Most men will dress casually unless they have a reason to do otherwise. And since casual has devolved into sloppy, most men dress sloppily unless they have a reason to do otherwise.
Transitioning from the jeans and t-shirt uniform to something more appealing is difficult and one of the main reasons why is you can feel overdressed and awkward by outdressing everyone else.
A good way to make the transition easier is by adopting the high-low mentality.
Essentially you mix elements of a dressier wardrobe with those of a more casual one. The go-to staple for this is jeans with a button-up shirt and blazer. It’s the perfect outfit for going out on the weekend, visiting family on Sunday or going to class. Casual enough that you never look out of place but dressy enough you don’t look like a slob.
But there are other iterations of this ideal as well. One that I’ve been toying with lately is wearing dress slacks and shoes with a t-shirt and a leather jacket. By going dressy on bottom and casual on top, you still accomplish the high-low effect but are able to do so in a way that separates you from other men. In a sea of dark jeans and navy blazers, a pair of tweed or flannel pants and some leather is going to stand out – in a good way.

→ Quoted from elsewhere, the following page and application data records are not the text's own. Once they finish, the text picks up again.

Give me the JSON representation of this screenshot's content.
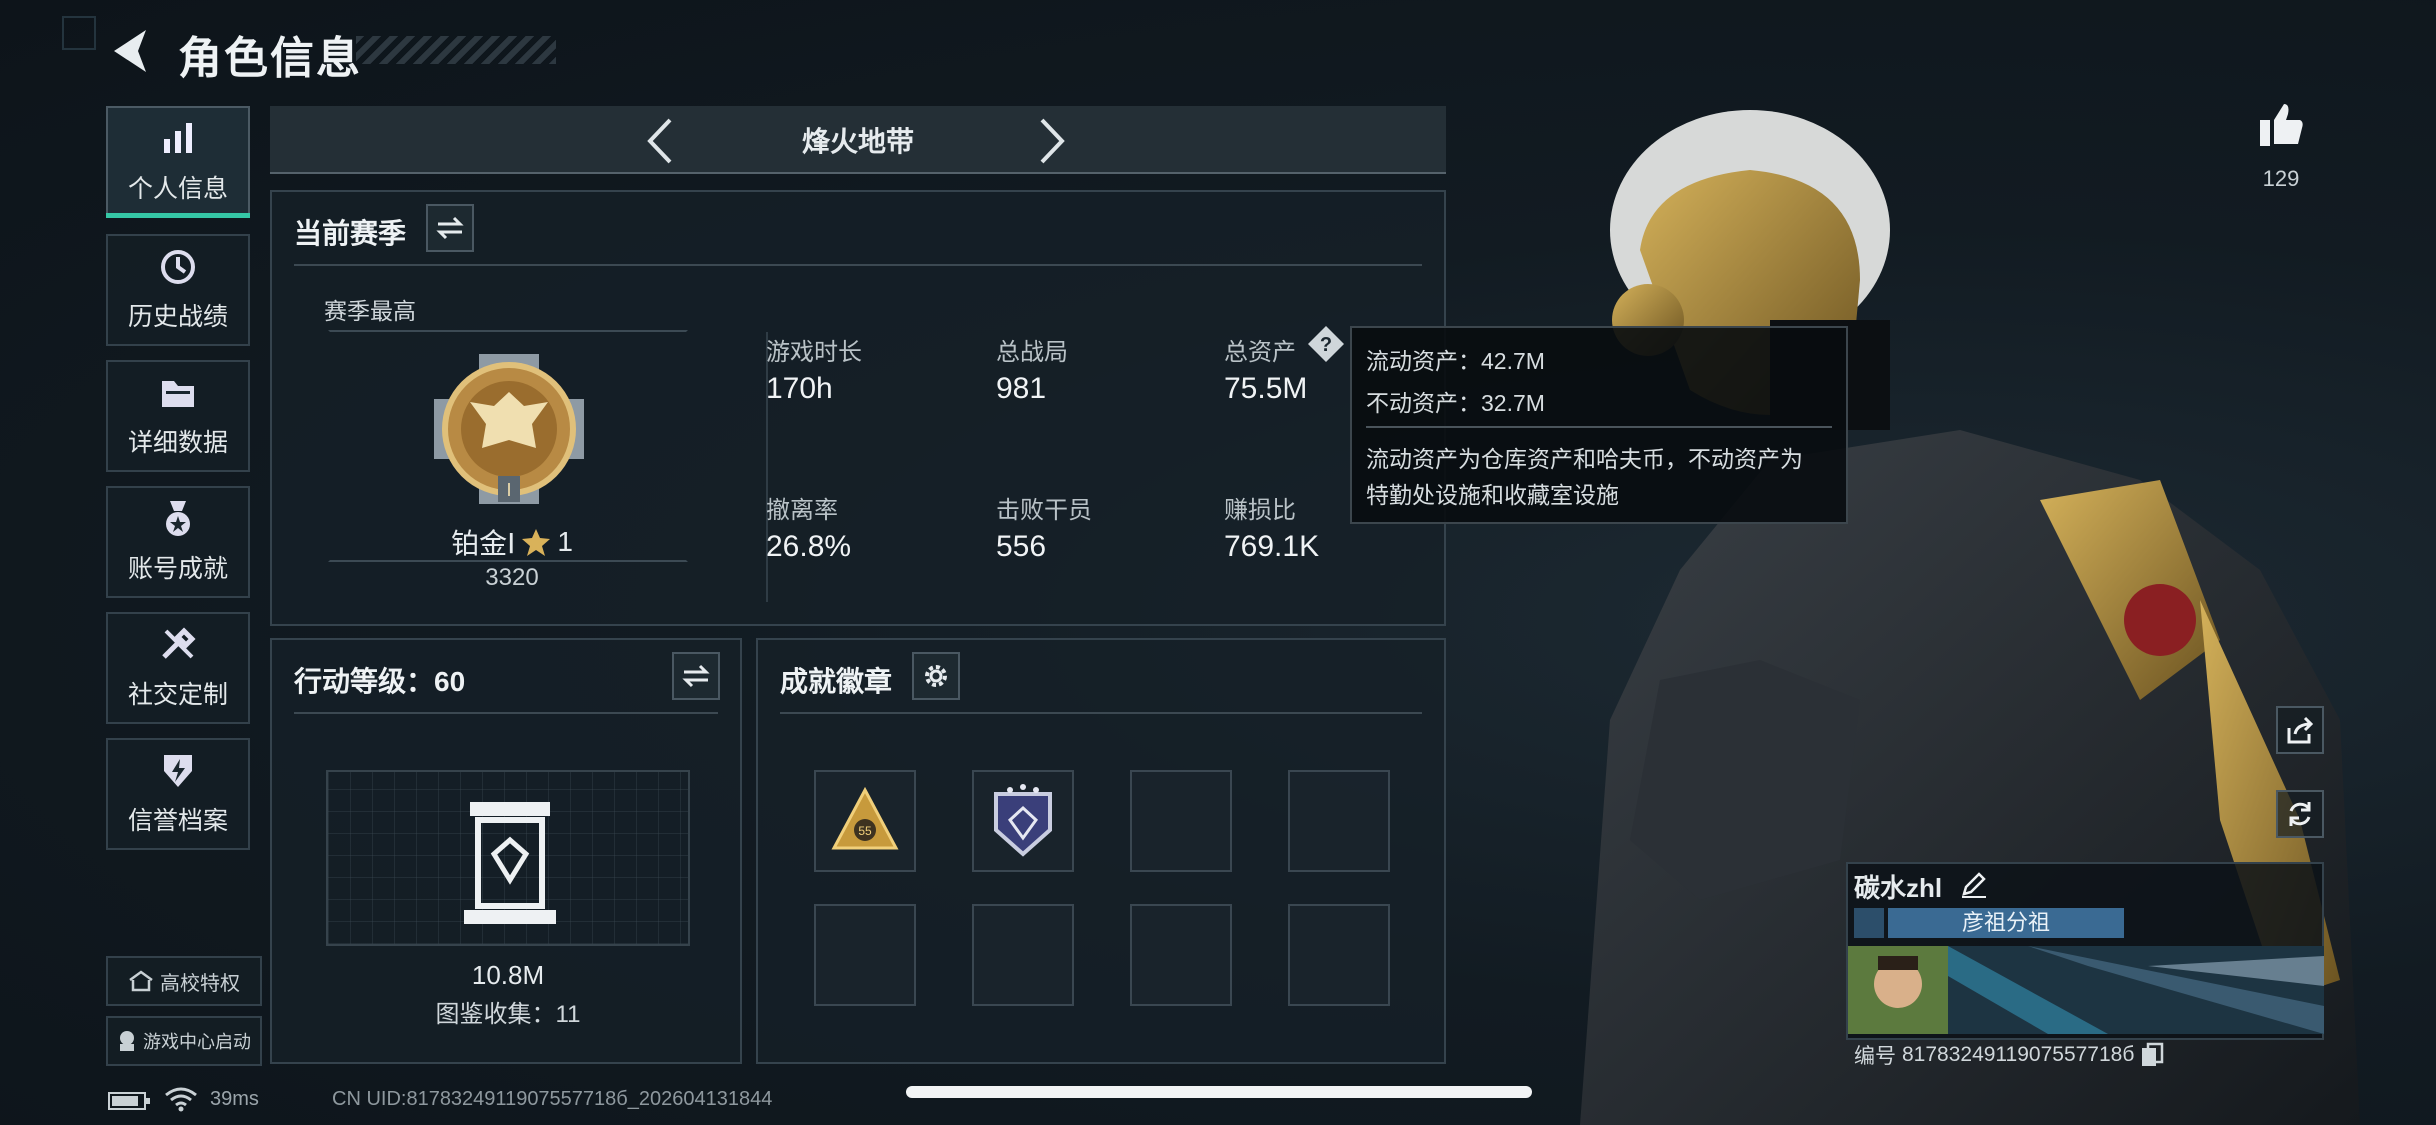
{
  "header": {
    "title": "角色信息"
  },
  "sidebar": {
    "items": [
      {
        "label": "个人信息",
        "icon": "bar-chart-icon",
        "active": true
      },
      {
        "label": "历史战绩",
        "icon": "history-clock-icon",
        "active": false
      },
      {
        "label": "详细数据",
        "icon": "folder-icon",
        "active": false
      },
      {
        "label": "账号成就",
        "icon": "medal-icon",
        "active": false
      },
      {
        "label": "社交定制",
        "icon": "tools-icon",
        "active": false
      },
      {
        "label": "信誉档案",
        "icon": "shield-bolt-icon",
        "active": false
      }
    ],
    "campus_label": "高校特权",
    "game_center_label": "游戏中心启动"
  },
  "map_selector": {
    "name": "烽火地带"
  },
  "season": {
    "title": "当前赛季",
    "best_label": "赛季最高",
    "rank_name": "铂金Ⅰ",
    "rank_stars": "1",
    "rank_points": "3320",
    "stats": [
      {
        "label": "游戏时长",
        "value": "170h"
      },
      {
        "label": "总战局",
        "value": "981"
      },
      {
        "label": "总资产",
        "value": "75.5M"
      },
      {
        "label": "撤离率",
        "value": "26.8%"
      },
      {
        "label": "击败干员",
        "value": "556"
      },
      {
        "label": "赚损比",
        "value": "769.1K"
      }
    ]
  },
  "tooltip": {
    "liquid": "流动资产：42.7M",
    "fixed": "不动资产：32.7M",
    "desc_line1": "流动资产为仓库资产和哈夫币，不动资产为",
    "desc_line2": "特勤处设施和收藏室设施"
  },
  "action_level": {
    "title": "行动等级：60",
    "value": "10.8M",
    "collection": "图鉴收集：11"
  },
  "achievements": {
    "title": "成就徽章",
    "first_badge_number": "55"
  },
  "likes": {
    "count": "129"
  },
  "player": {
    "name": "碳水zhl",
    "tag": "彦祖分祖",
    "id_label": "编号",
    "id_value": "8178324911907557718б"
  },
  "status_bar": {
    "ping": "39ms",
    "uid": "CN UID:8178324911907557718б_202604131844"
  },
  "colors": {
    "accent": "#35c7a6",
    "gold": "#c8a252",
    "panel_border": "#35434d"
  }
}
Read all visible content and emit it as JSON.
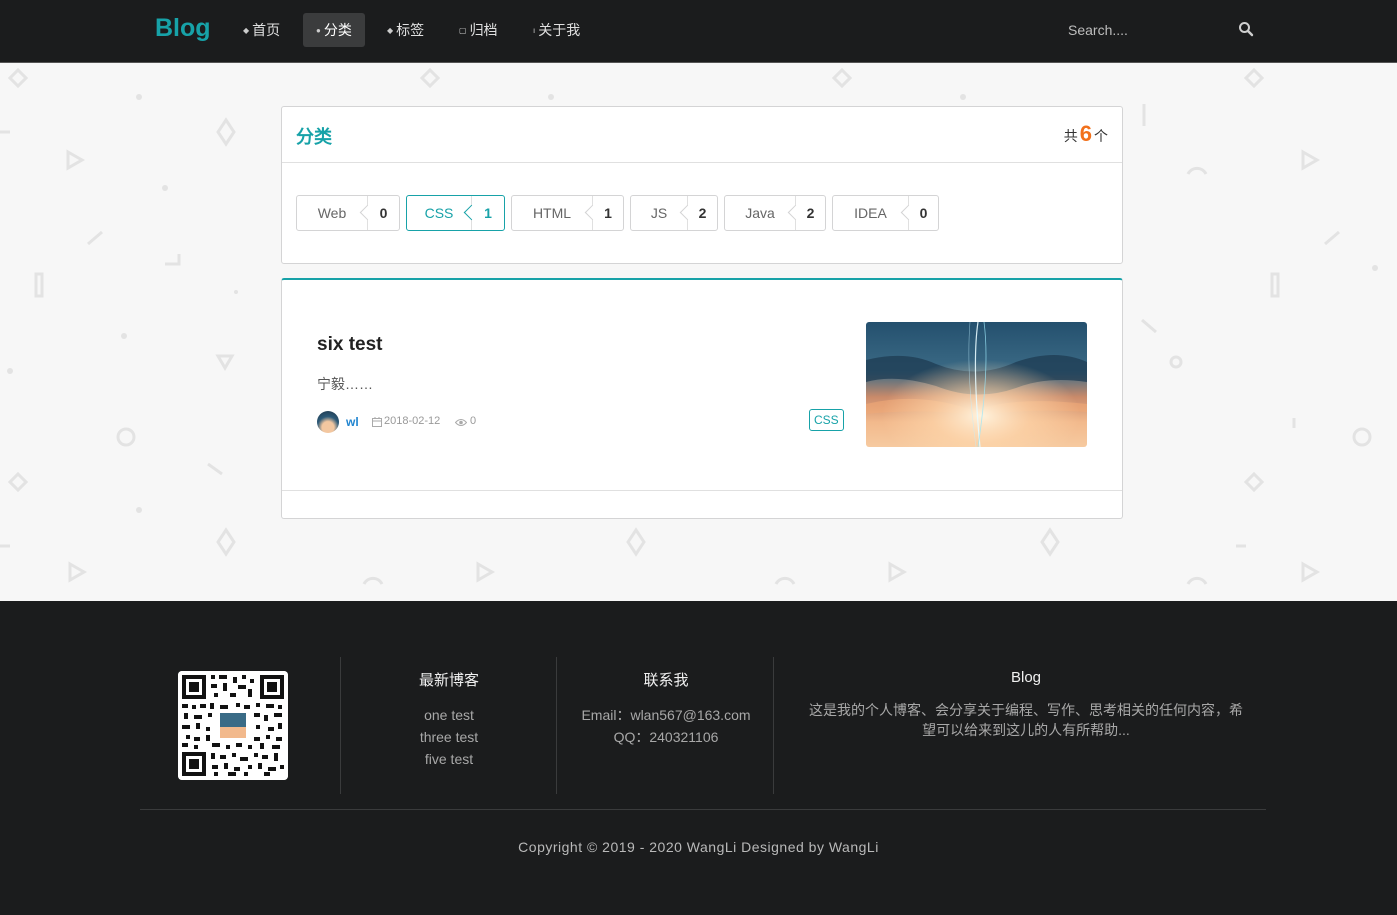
{
  "navbar": {
    "brand": "Blog",
    "items": [
      {
        "label": "首页",
        "active": false
      },
      {
        "label": "分类",
        "active": true
      },
      {
        "label": "标签",
        "active": false
      },
      {
        "label": "归档",
        "active": false
      },
      {
        "label": "关于我",
        "active": false
      }
    ],
    "search_placeholder": "Search...."
  },
  "categories": {
    "title": "分类",
    "count_prefix": "共",
    "count": "6",
    "count_suffix": "个",
    "items": [
      {
        "name": "Web",
        "count": "0",
        "active": false
      },
      {
        "name": "CSS",
        "count": "1",
        "active": true
      },
      {
        "name": "HTML",
        "count": "1",
        "active": false
      },
      {
        "name": "JS",
        "count": "2",
        "active": false
      },
      {
        "name": "Java",
        "count": "2",
        "active": false
      },
      {
        "name": "IDEA",
        "count": "0",
        "active": false
      }
    ]
  },
  "post": {
    "title": "six test",
    "excerpt": "宁毅……",
    "author": "wl",
    "date": "2018-02-12",
    "views": "0",
    "tag": "CSS"
  },
  "footer": {
    "latest_title": "最新博客",
    "latest": [
      "one test",
      "three test",
      "five test"
    ],
    "contact_title": "联系我",
    "email": "Email：wlan567@163.com",
    "qq": "QQ：240321106",
    "about_title": "Blog",
    "about_line1": "这是我的个人博客、会分享关于编程、写作、思考相关的任何内容，希",
    "about_line2": "望可以给来到这儿的人有所帮助...",
    "copyright": "Copyright © 2019 - 2020 WangLi Designed by WangLi"
  },
  "colors": {
    "accent": "#17a2a8",
    "count_highlight": "#f2711c",
    "navbar_bg": "#1b1c1d",
    "footer_bg": "#1b1c1d"
  }
}
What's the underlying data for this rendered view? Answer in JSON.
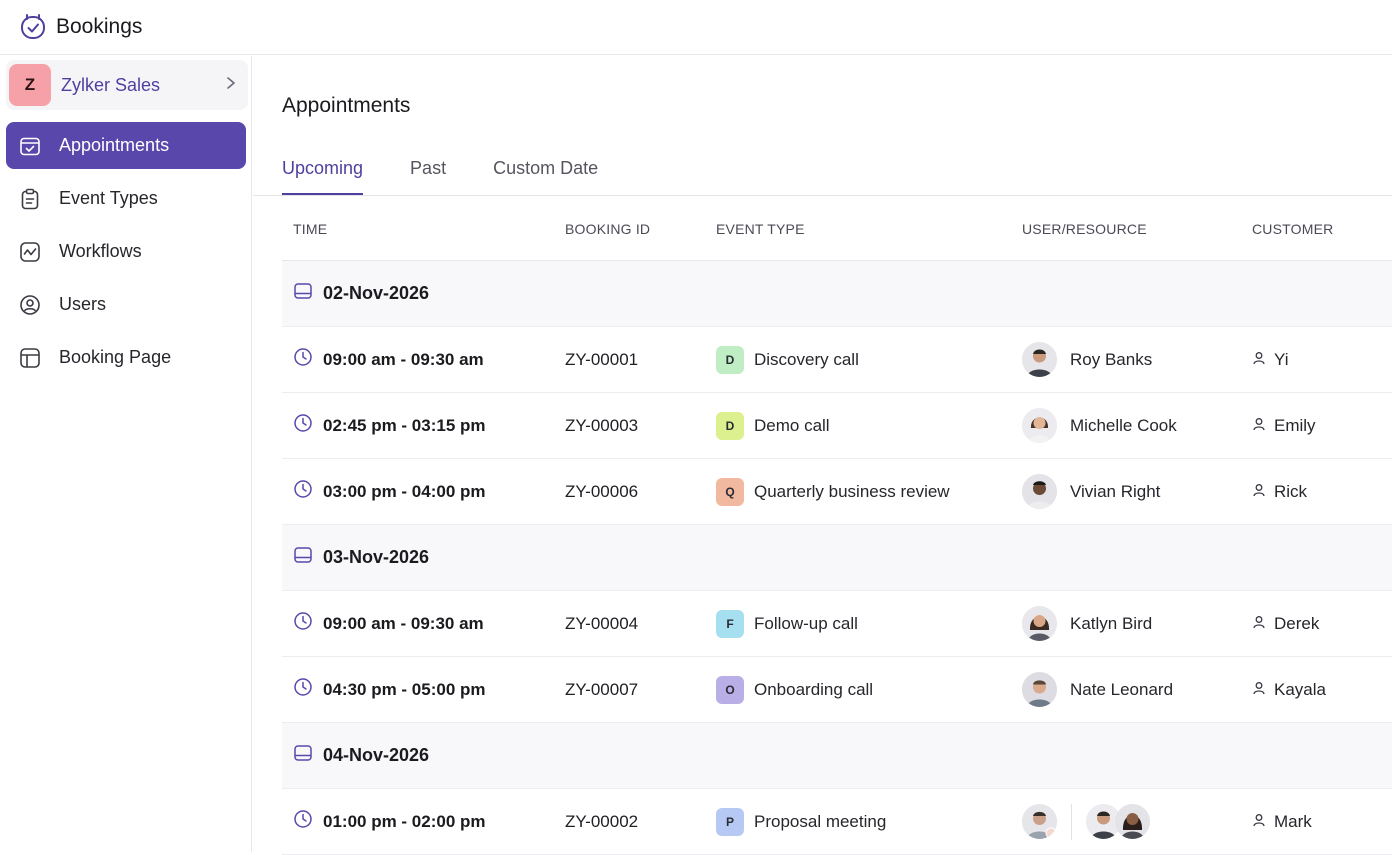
{
  "app": {
    "title": "Bookings"
  },
  "sidebar": {
    "workspace": {
      "initial": "Z",
      "name": "Zylker Sales"
    },
    "items": [
      {
        "label": "Appointments",
        "icon": "calendar-check-icon",
        "active": true
      },
      {
        "label": "Event Types",
        "icon": "clipboard-icon",
        "active": false
      },
      {
        "label": "Workflows",
        "icon": "workflow-icon",
        "active": false
      },
      {
        "label": "Users",
        "icon": "user-circle-icon",
        "active": false
      },
      {
        "label": "Booking Page",
        "icon": "layout-icon",
        "active": false
      }
    ]
  },
  "main": {
    "title": "Appointments",
    "tabs": [
      {
        "label": "Upcoming",
        "active": true
      },
      {
        "label": "Past",
        "active": false
      },
      {
        "label": "Custom Date",
        "active": false
      }
    ],
    "columns": [
      "TIME",
      "BOOKING ID",
      "EVENT TYPE",
      "USER/RESOURCE",
      "CUSTOMER"
    ],
    "groups": [
      {
        "date": "02-Nov-2026",
        "rows": [
          {
            "time": "09:00 am - 09:30 am",
            "id": "ZY-00001",
            "event_initial": "D",
            "event": "Discovery call",
            "event_color": "#bfeec4",
            "user": "Roy Banks",
            "customer": "Yi"
          },
          {
            "time": "02:45 pm - 03:15 pm",
            "id": "ZY-00003",
            "event_initial": "D",
            "event": "Demo call",
            "event_color": "#dcf08f",
            "user": "Michelle Cook",
            "customer": "Emily"
          },
          {
            "time": "03:00 pm - 04:00 pm",
            "id": "ZY-00006",
            "event_initial": "Q",
            "event": "Quarterly business review",
            "event_color": "#f1b9a0",
            "user": "Vivian Right",
            "customer": "Rick"
          }
        ]
      },
      {
        "date": "03-Nov-2026",
        "rows": [
          {
            "time": "09:00 am - 09:30 am",
            "id": "ZY-00004",
            "event_initial": "F",
            "event": "Follow-up call",
            "event_color": "#a6dff0",
            "user": "Katlyn Bird",
            "customer": "Derek"
          },
          {
            "time": "04:30 pm - 05:00 pm",
            "id": "ZY-00007",
            "event_initial": "O",
            "event": "Onboarding call",
            "event_color": "#b9aee6",
            "user": "Nate Leonard",
            "customer": "Kayala"
          }
        ]
      },
      {
        "date": "04-Nov-2026",
        "rows": [
          {
            "time": "01:00 pm - 02:00 pm",
            "id": "ZY-00002",
            "event_initial": "P",
            "event": "Proposal meeting",
            "event_color": "#b6c9f4",
            "user": "",
            "customer": "Mark",
            "multi": true
          }
        ]
      }
    ]
  },
  "colors": {
    "accent": "#5a47ab",
    "accent_text": "#4f3f9e",
    "workspace_avatar": "#f6a1a8"
  }
}
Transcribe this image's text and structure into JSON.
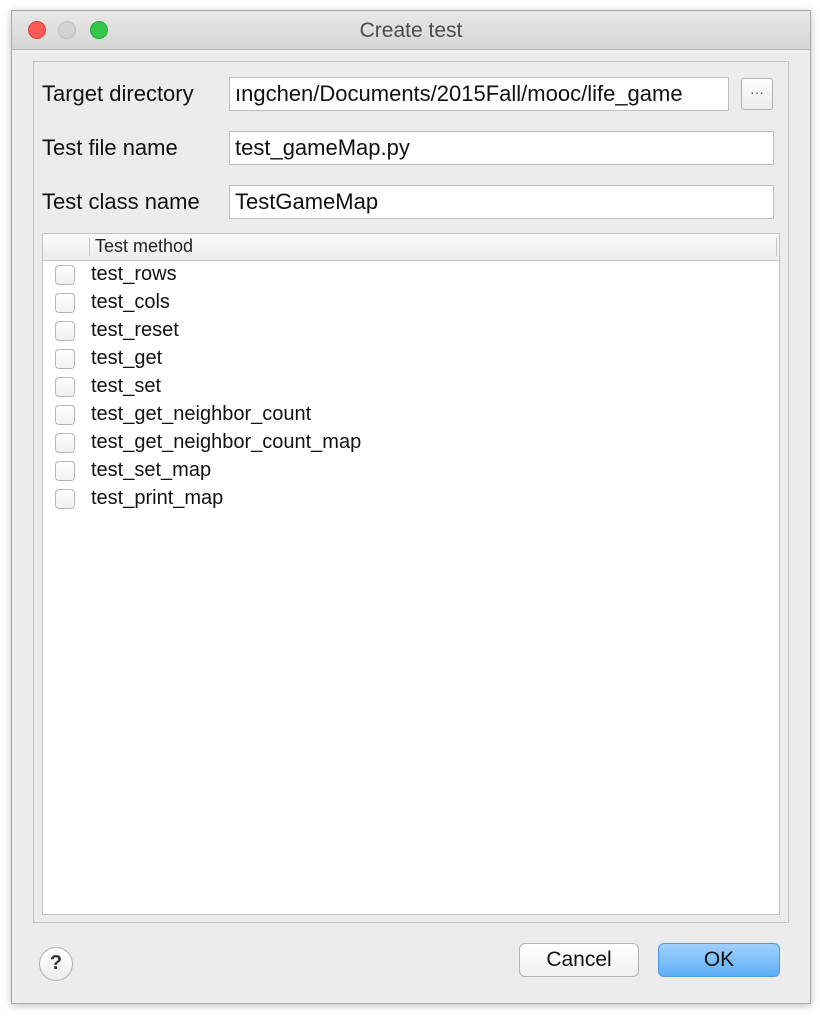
{
  "window": {
    "title": "Create test"
  },
  "form": {
    "target_directory_label": "Target directory",
    "target_directory_value": "ıngchen/Documents/2015Fall/mooc/life_game",
    "browse_label": "···",
    "test_file_name_label": "Test file name",
    "test_file_name_value": "test_gameMap.py",
    "test_class_name_label": "Test class name",
    "test_class_name_value": "TestGameMap"
  },
  "table": {
    "header": "Test method",
    "rows": [
      {
        "label": "test_rows",
        "checked": false
      },
      {
        "label": "test_cols",
        "checked": false
      },
      {
        "label": "test_reset",
        "checked": false
      },
      {
        "label": "test_get",
        "checked": false
      },
      {
        "label": "test_set",
        "checked": false
      },
      {
        "label": "test_get_neighbor_count",
        "checked": false
      },
      {
        "label": "test_get_neighbor_count_map",
        "checked": false
      },
      {
        "label": "test_set_map",
        "checked": false
      },
      {
        "label": "test_print_map",
        "checked": false
      }
    ]
  },
  "footer": {
    "help_label": "?",
    "cancel_label": "Cancel",
    "ok_label": "OK"
  },
  "colors": {
    "ok_button": "#6db8f8",
    "close_light": "#fc5b57",
    "maximize_light": "#34c84a"
  }
}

Be careful in how you interpret casual though. Wearing a blazer and tie with holey, boot-cut jeans will still make you look goofy. Choosing more casual fabrics in dressier or more classic cuts is the key to pulling off the high-low. Here’s a good example from Primer.
Same goes for the dressy element. A real sartorialist can pull off a tuxedo jacket with his jeans, but most of us are better off with a blue blazer instead.
By upping your casual and decreasing your dressy, your total overall appearance will look more uniform.
Here are some good examples of high-low
And some bad ones